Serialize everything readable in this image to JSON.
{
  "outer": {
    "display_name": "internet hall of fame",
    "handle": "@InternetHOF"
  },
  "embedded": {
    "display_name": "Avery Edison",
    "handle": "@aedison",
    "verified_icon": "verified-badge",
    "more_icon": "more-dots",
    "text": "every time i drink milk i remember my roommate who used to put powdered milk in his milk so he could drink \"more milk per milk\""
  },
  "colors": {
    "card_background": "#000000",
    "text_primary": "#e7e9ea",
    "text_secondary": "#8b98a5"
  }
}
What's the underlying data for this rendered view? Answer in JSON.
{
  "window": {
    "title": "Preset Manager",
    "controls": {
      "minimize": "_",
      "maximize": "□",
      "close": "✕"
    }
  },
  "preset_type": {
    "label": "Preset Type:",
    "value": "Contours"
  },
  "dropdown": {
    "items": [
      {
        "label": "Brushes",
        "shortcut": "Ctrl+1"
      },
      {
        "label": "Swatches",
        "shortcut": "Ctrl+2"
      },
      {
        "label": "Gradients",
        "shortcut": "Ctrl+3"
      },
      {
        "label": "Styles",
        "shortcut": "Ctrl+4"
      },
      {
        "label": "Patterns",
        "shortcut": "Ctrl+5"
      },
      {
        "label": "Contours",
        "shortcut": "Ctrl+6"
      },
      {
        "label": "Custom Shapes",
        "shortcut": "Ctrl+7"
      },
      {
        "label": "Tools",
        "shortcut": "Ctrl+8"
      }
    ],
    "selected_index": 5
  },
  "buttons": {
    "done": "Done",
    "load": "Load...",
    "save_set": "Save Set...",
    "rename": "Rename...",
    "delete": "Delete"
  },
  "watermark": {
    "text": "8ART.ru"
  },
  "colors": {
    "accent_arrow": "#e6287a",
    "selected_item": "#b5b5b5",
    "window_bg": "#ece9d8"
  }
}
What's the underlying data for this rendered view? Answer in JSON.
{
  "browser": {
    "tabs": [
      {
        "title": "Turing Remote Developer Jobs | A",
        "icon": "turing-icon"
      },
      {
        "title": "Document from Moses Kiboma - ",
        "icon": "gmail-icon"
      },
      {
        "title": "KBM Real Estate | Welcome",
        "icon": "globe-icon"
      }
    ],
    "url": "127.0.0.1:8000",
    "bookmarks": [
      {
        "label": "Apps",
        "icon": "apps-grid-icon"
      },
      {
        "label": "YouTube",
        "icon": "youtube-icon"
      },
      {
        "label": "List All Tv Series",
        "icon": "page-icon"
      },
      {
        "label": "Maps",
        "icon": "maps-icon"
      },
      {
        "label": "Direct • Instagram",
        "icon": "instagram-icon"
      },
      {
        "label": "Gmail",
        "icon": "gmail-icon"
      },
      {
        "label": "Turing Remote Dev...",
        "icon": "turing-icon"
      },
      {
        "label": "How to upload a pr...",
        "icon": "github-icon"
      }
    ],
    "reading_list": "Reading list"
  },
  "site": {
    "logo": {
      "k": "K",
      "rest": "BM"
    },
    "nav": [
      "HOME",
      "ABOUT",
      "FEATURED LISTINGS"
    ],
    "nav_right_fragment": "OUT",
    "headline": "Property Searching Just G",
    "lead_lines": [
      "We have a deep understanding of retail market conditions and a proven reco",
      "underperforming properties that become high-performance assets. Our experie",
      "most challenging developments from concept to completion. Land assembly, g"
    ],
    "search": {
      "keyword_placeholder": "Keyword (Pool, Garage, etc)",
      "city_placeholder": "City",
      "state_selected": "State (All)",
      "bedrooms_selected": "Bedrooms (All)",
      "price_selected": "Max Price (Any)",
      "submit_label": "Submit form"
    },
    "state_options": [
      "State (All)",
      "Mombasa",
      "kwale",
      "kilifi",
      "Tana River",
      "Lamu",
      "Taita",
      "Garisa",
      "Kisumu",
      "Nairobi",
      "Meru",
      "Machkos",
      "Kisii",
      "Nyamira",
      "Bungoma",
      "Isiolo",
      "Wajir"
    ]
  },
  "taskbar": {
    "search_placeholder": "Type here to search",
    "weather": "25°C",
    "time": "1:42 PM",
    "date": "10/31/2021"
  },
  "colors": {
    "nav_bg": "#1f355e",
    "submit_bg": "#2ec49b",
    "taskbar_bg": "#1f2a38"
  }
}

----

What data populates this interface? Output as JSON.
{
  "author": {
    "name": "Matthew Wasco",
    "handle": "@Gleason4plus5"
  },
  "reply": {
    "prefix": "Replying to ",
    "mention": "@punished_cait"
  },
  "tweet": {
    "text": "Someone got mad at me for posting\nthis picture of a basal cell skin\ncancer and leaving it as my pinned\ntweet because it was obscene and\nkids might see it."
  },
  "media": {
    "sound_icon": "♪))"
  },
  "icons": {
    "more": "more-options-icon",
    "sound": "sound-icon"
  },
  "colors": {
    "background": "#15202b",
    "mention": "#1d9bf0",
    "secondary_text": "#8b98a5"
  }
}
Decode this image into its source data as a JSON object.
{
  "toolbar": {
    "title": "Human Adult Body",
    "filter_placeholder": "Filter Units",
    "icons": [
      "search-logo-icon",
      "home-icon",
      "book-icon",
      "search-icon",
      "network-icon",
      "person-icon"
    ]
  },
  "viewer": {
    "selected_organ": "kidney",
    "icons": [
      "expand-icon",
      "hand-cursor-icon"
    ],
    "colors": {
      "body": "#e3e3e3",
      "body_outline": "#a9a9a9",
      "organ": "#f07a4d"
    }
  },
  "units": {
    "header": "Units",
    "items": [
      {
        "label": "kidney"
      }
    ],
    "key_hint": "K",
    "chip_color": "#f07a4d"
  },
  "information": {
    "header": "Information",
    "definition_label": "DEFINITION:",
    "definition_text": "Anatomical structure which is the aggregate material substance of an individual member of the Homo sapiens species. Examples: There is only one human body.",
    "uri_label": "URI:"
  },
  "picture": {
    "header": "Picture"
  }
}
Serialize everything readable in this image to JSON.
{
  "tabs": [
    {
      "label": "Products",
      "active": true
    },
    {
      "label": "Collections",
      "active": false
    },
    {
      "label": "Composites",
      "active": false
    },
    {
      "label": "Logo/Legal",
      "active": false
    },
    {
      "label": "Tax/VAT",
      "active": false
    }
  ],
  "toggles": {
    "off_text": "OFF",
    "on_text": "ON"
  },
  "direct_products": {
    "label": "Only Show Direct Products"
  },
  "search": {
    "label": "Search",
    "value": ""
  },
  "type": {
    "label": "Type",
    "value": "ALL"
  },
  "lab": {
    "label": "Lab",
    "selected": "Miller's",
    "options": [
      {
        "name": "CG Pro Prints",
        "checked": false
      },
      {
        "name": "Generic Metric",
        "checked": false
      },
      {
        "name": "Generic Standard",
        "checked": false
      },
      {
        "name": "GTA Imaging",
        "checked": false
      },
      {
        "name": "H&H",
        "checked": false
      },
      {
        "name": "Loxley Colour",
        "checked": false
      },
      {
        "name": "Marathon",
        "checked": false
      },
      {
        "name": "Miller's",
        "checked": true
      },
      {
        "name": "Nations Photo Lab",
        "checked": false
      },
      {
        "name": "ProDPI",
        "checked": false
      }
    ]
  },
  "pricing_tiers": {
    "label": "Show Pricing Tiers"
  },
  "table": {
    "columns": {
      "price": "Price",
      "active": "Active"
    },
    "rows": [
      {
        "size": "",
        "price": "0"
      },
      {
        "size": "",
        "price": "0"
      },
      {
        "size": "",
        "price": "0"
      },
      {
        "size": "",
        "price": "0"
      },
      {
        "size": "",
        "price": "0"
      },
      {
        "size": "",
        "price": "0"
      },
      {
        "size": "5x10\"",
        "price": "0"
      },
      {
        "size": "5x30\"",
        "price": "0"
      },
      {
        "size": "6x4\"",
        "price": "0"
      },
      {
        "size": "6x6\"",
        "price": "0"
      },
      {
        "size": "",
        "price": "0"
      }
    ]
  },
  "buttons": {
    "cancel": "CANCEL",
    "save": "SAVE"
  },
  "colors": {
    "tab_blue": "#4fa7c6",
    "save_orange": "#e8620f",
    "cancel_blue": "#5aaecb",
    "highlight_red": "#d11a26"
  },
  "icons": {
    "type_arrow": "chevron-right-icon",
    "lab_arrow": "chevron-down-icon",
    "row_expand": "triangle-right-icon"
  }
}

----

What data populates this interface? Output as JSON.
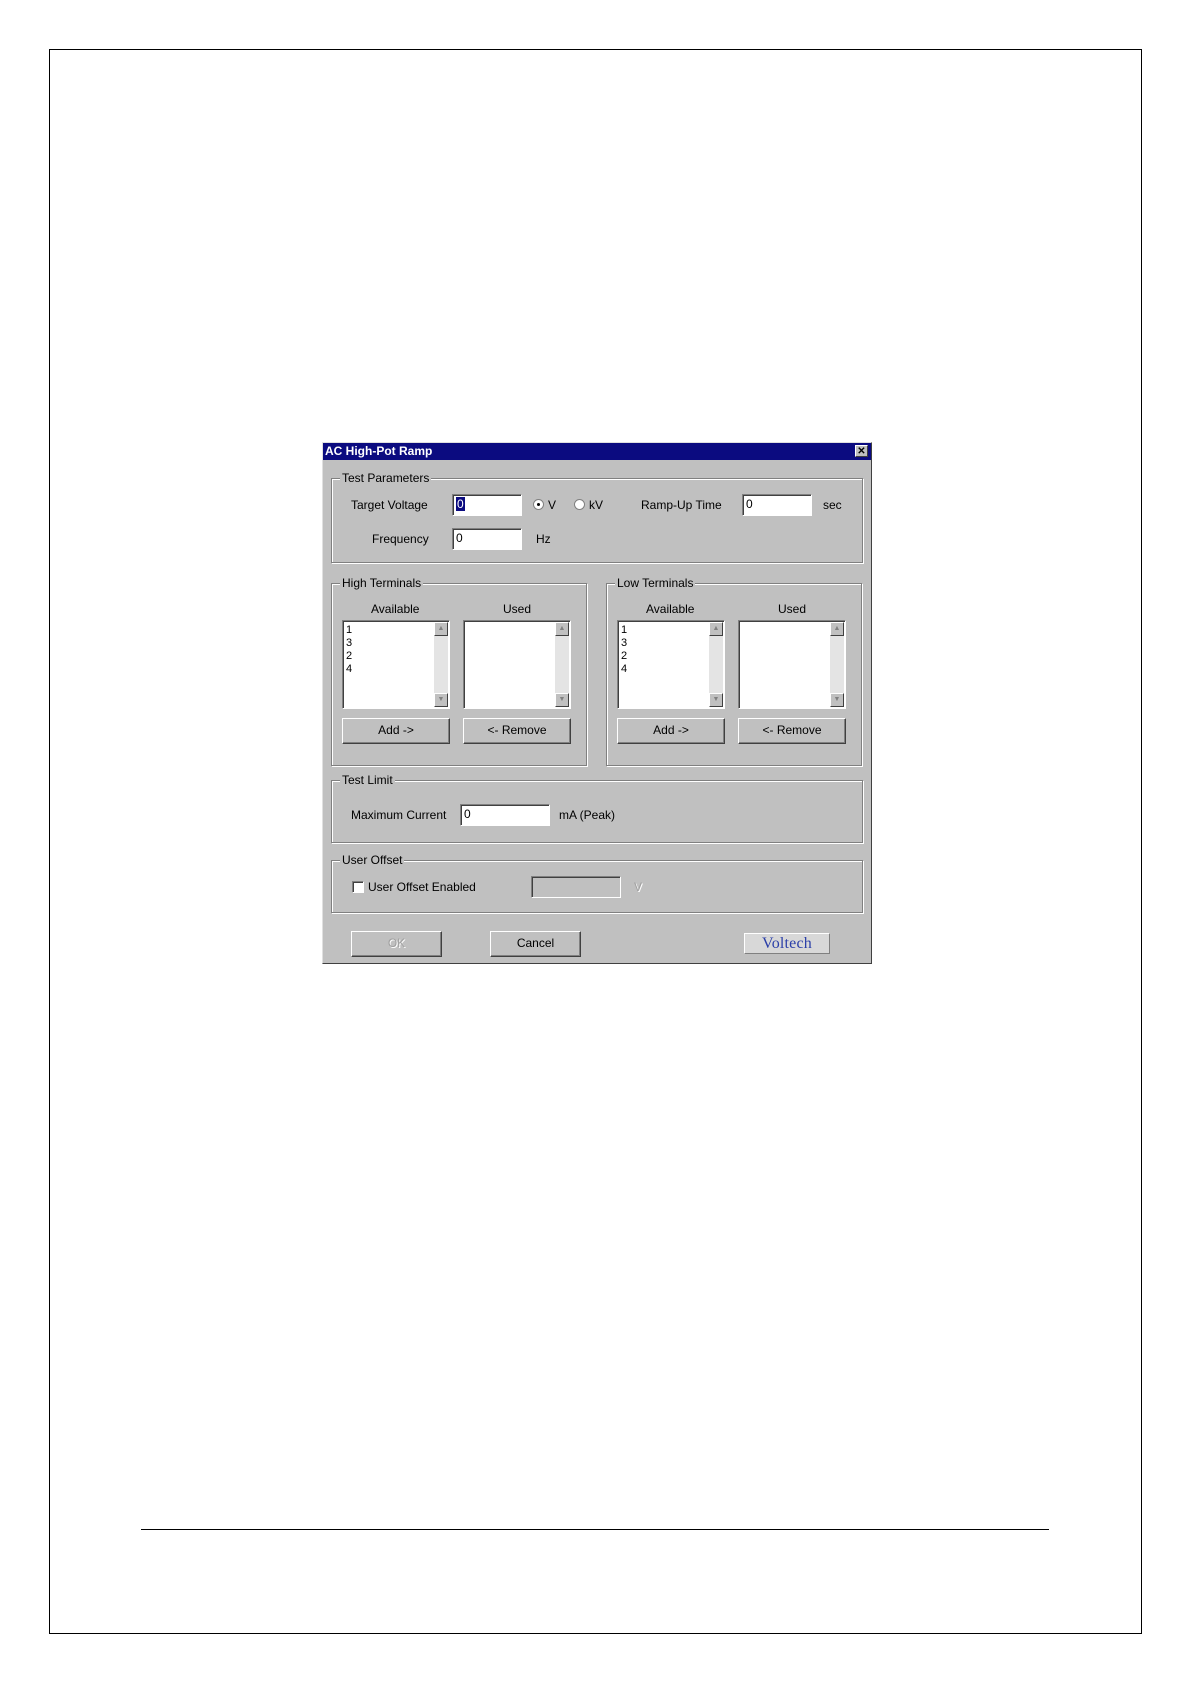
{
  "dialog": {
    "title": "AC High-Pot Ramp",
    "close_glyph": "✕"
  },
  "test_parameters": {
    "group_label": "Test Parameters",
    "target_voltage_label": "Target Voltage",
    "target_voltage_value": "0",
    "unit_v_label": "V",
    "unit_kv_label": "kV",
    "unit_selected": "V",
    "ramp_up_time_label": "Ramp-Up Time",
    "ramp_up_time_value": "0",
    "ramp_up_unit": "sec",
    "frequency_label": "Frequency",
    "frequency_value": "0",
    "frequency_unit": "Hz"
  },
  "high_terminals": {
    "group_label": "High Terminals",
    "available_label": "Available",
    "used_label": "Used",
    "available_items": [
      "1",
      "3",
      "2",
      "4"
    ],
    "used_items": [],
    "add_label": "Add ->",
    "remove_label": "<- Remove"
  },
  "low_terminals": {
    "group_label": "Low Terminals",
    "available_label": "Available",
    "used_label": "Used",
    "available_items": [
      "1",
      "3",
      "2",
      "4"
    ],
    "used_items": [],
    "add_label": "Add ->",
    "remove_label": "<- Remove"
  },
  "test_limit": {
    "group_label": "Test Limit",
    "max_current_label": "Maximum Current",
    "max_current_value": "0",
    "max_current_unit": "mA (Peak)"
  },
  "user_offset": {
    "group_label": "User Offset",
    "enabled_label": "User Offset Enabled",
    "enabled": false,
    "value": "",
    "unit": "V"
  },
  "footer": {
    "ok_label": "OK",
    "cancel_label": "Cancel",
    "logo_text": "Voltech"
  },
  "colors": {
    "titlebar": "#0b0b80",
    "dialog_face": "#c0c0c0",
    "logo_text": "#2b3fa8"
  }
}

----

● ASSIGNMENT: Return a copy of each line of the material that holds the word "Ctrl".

● RESULT:
        "shortcut": "Ctrl+1"
        "shortcut": "Ctrl+2"
        "shortcut": "Ctrl+3"
        "shortcut": "Ctrl+4"
        "shortcut": "Ctrl+5"
        "shortcut": "Ctrl+6"
        "shortcut": "Ctrl+7"
        "shortcut": "Ctrl+8"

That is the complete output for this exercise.